• **Data supplied**:

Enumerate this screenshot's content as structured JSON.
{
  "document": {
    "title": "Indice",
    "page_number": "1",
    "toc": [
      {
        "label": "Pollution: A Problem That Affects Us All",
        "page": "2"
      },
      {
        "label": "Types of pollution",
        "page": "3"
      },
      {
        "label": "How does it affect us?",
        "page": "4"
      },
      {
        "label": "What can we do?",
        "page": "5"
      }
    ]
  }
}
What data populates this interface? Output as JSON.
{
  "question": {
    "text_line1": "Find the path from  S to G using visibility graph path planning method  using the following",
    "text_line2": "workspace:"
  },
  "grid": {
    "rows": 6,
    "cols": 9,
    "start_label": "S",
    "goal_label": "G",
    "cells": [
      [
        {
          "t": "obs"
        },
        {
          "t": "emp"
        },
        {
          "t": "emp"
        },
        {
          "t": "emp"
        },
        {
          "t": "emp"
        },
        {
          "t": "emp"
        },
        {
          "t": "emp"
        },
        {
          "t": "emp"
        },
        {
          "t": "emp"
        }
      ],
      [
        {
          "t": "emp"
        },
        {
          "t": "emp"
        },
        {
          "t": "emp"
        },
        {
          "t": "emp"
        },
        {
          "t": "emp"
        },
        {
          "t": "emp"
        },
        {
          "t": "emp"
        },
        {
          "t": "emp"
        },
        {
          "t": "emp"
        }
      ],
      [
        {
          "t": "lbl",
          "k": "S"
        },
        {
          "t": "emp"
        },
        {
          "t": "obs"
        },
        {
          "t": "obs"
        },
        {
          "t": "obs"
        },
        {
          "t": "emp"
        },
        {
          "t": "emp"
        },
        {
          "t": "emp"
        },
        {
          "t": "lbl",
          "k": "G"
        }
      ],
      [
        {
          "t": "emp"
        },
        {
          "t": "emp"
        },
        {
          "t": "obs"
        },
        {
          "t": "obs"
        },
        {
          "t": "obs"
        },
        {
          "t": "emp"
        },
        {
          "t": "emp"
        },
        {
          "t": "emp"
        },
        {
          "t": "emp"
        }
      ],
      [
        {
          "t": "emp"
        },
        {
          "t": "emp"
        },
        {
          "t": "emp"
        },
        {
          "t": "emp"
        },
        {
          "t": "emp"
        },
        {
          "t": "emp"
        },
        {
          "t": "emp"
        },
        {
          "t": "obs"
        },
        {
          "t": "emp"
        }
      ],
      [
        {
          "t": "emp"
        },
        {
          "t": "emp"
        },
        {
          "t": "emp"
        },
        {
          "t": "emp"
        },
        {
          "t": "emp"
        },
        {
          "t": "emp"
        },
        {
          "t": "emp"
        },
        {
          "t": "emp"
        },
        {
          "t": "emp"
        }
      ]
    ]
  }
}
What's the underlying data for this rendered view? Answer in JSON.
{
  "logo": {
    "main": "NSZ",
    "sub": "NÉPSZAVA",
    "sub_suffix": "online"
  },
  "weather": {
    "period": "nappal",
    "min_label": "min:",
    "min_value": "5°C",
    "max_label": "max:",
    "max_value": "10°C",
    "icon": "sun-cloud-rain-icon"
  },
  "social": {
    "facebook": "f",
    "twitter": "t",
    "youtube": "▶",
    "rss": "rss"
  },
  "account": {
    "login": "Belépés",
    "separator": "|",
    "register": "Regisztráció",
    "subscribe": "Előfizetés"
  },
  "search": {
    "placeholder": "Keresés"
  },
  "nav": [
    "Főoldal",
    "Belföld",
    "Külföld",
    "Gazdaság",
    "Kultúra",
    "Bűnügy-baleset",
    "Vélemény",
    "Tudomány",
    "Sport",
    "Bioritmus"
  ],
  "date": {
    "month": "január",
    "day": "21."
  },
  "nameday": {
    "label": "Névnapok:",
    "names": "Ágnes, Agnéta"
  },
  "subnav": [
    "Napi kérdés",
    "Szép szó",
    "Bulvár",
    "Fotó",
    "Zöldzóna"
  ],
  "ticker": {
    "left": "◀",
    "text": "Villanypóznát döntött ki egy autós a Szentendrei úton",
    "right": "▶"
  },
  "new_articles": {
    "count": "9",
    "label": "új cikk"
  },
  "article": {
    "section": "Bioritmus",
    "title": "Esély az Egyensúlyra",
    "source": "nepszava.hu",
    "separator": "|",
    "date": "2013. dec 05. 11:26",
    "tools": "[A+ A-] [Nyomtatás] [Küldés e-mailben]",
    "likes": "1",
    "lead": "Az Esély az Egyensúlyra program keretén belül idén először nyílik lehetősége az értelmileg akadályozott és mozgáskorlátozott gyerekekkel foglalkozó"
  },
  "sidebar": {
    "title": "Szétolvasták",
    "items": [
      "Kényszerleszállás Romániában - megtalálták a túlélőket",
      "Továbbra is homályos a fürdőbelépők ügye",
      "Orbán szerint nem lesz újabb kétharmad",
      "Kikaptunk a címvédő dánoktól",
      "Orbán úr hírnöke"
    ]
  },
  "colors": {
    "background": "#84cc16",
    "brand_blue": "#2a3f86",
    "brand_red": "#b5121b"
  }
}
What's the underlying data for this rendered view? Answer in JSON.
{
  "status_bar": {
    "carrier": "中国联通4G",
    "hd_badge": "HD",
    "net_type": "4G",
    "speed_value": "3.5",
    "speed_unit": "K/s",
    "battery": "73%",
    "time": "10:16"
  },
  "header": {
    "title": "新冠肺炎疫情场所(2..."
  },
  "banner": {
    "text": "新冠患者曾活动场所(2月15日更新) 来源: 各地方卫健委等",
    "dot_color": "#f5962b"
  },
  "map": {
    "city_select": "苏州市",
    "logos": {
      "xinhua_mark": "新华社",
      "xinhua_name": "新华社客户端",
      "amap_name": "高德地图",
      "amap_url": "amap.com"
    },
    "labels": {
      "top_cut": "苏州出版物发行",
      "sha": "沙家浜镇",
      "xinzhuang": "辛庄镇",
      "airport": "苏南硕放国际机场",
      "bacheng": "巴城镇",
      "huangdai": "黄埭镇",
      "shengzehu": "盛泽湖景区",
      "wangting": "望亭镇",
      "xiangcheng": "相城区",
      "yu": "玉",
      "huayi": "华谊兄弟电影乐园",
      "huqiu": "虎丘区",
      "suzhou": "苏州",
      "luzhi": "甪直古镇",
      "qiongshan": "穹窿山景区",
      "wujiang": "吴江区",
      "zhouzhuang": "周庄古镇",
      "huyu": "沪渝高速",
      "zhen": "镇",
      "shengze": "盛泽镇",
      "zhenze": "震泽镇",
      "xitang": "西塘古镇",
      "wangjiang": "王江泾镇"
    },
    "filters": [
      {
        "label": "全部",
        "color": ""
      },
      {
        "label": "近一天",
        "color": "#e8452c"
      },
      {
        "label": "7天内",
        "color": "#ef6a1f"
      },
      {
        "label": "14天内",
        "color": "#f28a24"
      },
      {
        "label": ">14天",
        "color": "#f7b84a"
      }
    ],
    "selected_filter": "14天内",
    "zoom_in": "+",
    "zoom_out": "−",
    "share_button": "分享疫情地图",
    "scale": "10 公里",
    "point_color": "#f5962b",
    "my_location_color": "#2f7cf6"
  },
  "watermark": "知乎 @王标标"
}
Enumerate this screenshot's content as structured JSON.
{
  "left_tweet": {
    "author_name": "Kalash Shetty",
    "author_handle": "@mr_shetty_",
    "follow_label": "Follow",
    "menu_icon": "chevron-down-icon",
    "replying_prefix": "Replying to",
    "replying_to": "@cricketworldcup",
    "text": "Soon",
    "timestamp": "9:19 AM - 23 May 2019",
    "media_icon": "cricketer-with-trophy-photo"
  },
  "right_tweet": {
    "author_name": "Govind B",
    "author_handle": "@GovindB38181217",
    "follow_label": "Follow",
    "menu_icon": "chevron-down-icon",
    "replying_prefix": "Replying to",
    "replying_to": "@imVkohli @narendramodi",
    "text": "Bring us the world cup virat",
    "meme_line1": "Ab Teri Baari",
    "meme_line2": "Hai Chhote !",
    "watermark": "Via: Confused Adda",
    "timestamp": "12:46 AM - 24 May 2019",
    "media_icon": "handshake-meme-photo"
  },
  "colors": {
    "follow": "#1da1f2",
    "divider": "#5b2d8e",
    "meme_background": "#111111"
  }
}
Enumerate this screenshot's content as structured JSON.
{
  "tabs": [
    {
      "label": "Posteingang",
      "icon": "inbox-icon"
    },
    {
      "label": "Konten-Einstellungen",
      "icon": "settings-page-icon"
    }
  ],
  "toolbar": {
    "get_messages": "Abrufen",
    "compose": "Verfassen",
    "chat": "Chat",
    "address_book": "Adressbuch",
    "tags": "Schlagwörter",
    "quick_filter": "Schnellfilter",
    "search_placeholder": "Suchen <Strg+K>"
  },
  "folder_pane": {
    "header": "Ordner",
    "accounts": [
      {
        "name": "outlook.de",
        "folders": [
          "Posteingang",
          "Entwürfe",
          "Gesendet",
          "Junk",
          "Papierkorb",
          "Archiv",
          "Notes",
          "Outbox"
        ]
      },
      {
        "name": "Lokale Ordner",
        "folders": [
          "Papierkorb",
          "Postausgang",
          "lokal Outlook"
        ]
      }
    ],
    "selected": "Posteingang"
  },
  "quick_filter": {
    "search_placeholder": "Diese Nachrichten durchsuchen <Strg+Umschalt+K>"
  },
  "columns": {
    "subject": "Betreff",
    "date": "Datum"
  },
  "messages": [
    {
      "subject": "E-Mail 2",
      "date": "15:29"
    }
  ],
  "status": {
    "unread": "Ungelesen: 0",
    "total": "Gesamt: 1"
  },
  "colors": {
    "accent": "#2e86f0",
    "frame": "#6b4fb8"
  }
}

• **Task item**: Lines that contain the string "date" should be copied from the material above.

• **Answer to this task**:
  "date": {
    "date": "2013. dec 05. 11:26",
    "date": "Datum"
      "date": "15:29"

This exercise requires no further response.